There is a serious disconnect between what the public assumes to be the case and what the reality is when it comes to product safety.  Most people believe that if a product is on the market it has been proven to be safe.   There are numerous products that have been brought to market without proper testing that later have been proven to be harmful. The most recent example of this is e-cigarettes.

Posted inCT Viewpoints

Waste tire rubber has no place around playing children

Connecticut landscape architects came out against a bill that would have protected our smallest children from dangerous playgrounds.
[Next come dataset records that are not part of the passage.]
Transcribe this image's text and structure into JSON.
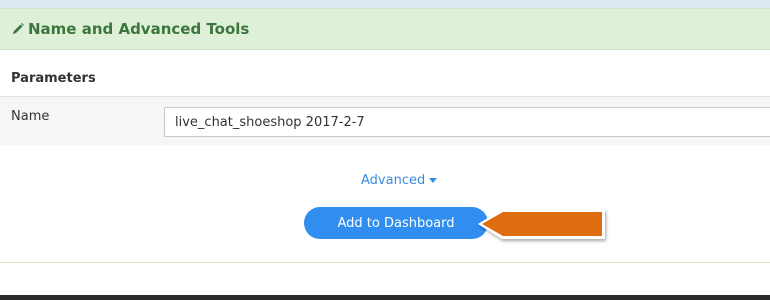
{
  "section": {
    "title": "Name and Advanced Tools",
    "icon": "pencil-icon"
  },
  "parameters": {
    "heading": "Parameters",
    "name_label": "Name",
    "name_value": "live_chat_shoeshop 2017-2-7"
  },
  "advanced": {
    "label": "Advanced",
    "icon": "caret-down-icon"
  },
  "actions": {
    "add_to_dashboard_label": "Add to Dashboard"
  },
  "colors": {
    "header_bg": "#dff0d8",
    "header_text": "#3c763d",
    "link": "#3a8be0",
    "primary_button": "#2f8ef0",
    "callout_arrow": "#e06c10"
  }
}
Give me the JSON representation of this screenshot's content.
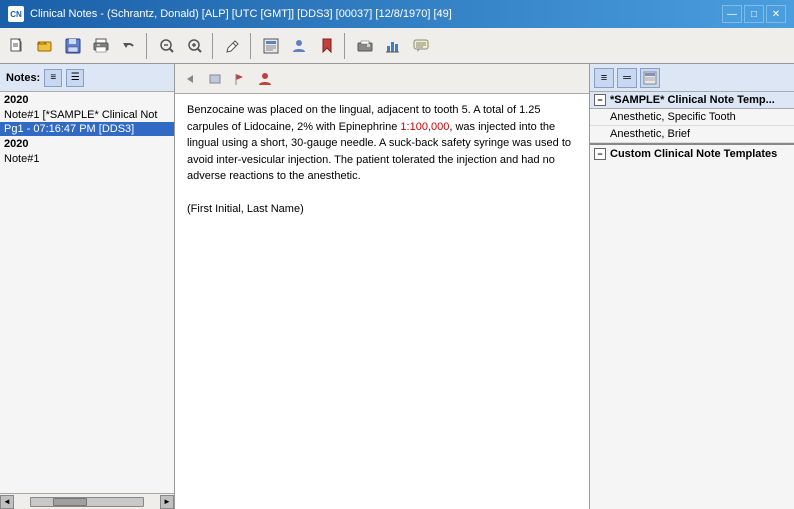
{
  "titleBar": {
    "icon": "CN",
    "title": "Clinical Notes - (Schrantz, Donald) [ALP] [UTC [GMT]] [DDS3] [00037] [12/8/1970] [49]",
    "controls": [
      "—",
      "□",
      "✕"
    ]
  },
  "toolbar": {
    "buttons": [
      {
        "name": "new-note",
        "icon": "📄"
      },
      {
        "name": "open",
        "icon": "📂"
      },
      {
        "name": "print",
        "icon": "🖨"
      },
      {
        "name": "save",
        "icon": "💾"
      },
      {
        "name": "undo",
        "icon": "↩"
      },
      {
        "name": "sep1",
        "sep": true
      },
      {
        "name": "zoom-in",
        "icon": "🔍"
      },
      {
        "name": "zoom-out",
        "icon": "🔎"
      },
      {
        "name": "sep2",
        "sep": true
      },
      {
        "name": "pen",
        "icon": "✒"
      },
      {
        "name": "sep3",
        "sep": true
      },
      {
        "name": "template",
        "icon": "📋"
      },
      {
        "name": "person",
        "icon": "👤"
      },
      {
        "name": "bookmark",
        "icon": "🔖"
      },
      {
        "name": "sep4",
        "sep": true
      },
      {
        "name": "fax",
        "icon": "📠"
      },
      {
        "name": "chart",
        "icon": "📊"
      },
      {
        "name": "comment",
        "icon": "💬"
      }
    ]
  },
  "leftPanel": {
    "notesLabel": "Notes:",
    "items": [
      {
        "type": "year",
        "label": "2020"
      },
      {
        "type": "note",
        "label": "Note#1 [*SAMPLE* Clinical Not",
        "selected": false
      },
      {
        "type": "sub",
        "label": "Pg1 - 07:16:47 PM [DDS3]",
        "selected": true
      },
      {
        "type": "year",
        "label": "2020"
      },
      {
        "type": "note",
        "label": "Note#1",
        "selected": false
      }
    ]
  },
  "centerPanel": {
    "content": [
      {
        "text": "Benzocaine was placed on the lingual, adjacent to tooth 5. A total of 1.25 carpules of Lidocaine, 2% with Epinephrine ",
        "type": "normal"
      },
      {
        "text": "1:100,000",
        "type": "red"
      },
      {
        "text": ", was injected into the lingual using a short, 30-gauge needle. A suck-back safety syringe was used to avoid inter-vesicular injection. The patient tolerated the injection and had no adverse reactions to the anesthetic.",
        "type": "normal"
      }
    ],
    "signature": "(First Initial, Last Name)"
  },
  "rightPanel": {
    "toolbarBtns": [
      "≡",
      "═",
      "📋"
    ],
    "tree": {
      "sections": [
        {
          "label": "*SAMPLE* Clinical Note Temp...",
          "expanded": true,
          "items": [
            "Anesthetic, Specific Tooth",
            "Anesthetic, Brief"
          ]
        },
        {
          "label": "Custom Clinical Note Templates",
          "expanded": false,
          "items": []
        }
      ]
    }
  }
}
Proposed Bill 7003 this year would have establish a moratorium on the use of crumb rubber mulch being used as a surfacing material in municipal and public school playgrounds.  Why was this bill proposed and why was it important for the health of our smallest children?

Posted inCT Viewpoints
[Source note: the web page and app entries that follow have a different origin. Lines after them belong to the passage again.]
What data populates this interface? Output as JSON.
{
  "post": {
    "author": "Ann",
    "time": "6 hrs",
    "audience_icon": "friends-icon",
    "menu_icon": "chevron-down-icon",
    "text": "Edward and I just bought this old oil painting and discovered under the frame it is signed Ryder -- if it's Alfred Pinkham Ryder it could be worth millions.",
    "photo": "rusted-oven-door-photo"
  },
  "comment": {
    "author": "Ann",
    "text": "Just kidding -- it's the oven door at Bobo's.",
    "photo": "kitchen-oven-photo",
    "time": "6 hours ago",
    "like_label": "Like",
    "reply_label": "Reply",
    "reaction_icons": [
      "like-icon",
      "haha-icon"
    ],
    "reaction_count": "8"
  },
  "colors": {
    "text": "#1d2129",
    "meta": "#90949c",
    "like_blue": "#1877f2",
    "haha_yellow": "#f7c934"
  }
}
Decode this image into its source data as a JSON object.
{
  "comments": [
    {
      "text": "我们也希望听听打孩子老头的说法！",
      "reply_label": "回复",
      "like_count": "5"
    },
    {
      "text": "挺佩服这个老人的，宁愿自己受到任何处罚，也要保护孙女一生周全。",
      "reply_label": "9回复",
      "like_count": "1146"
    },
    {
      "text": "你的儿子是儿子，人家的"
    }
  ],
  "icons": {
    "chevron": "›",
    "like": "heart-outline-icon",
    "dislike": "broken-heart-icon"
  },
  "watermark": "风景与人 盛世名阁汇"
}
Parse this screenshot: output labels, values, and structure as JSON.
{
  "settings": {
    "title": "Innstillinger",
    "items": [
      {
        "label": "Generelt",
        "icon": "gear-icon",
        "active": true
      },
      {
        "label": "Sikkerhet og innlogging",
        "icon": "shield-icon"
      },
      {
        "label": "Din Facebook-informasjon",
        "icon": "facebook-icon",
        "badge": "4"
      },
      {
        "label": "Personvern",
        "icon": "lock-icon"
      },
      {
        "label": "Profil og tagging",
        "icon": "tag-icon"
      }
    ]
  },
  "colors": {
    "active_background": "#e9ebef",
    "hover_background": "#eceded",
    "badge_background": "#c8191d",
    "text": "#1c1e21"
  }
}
Connecticut lawmaker’s wages: $18 an hour

The Connecticut legislators are paid a salary of $28,000.  The state provides $5,500 yearly to senators and $4,500 to representatives for expenses they don’t have to document. If Connecticut had kept the legislators’ salaries concurrent with the inflation rates, the legislators salaries would now be $35,500 — but they are not – they are still at $28,000.  The Connecticut salaries for legislators were low 13 years ago — and they are even lower in buying power now.  Over the past 13 years, inflation rates have totaled 27 percent,  meaning that the  salaries of $28,000 now have a real worth today of $20,500.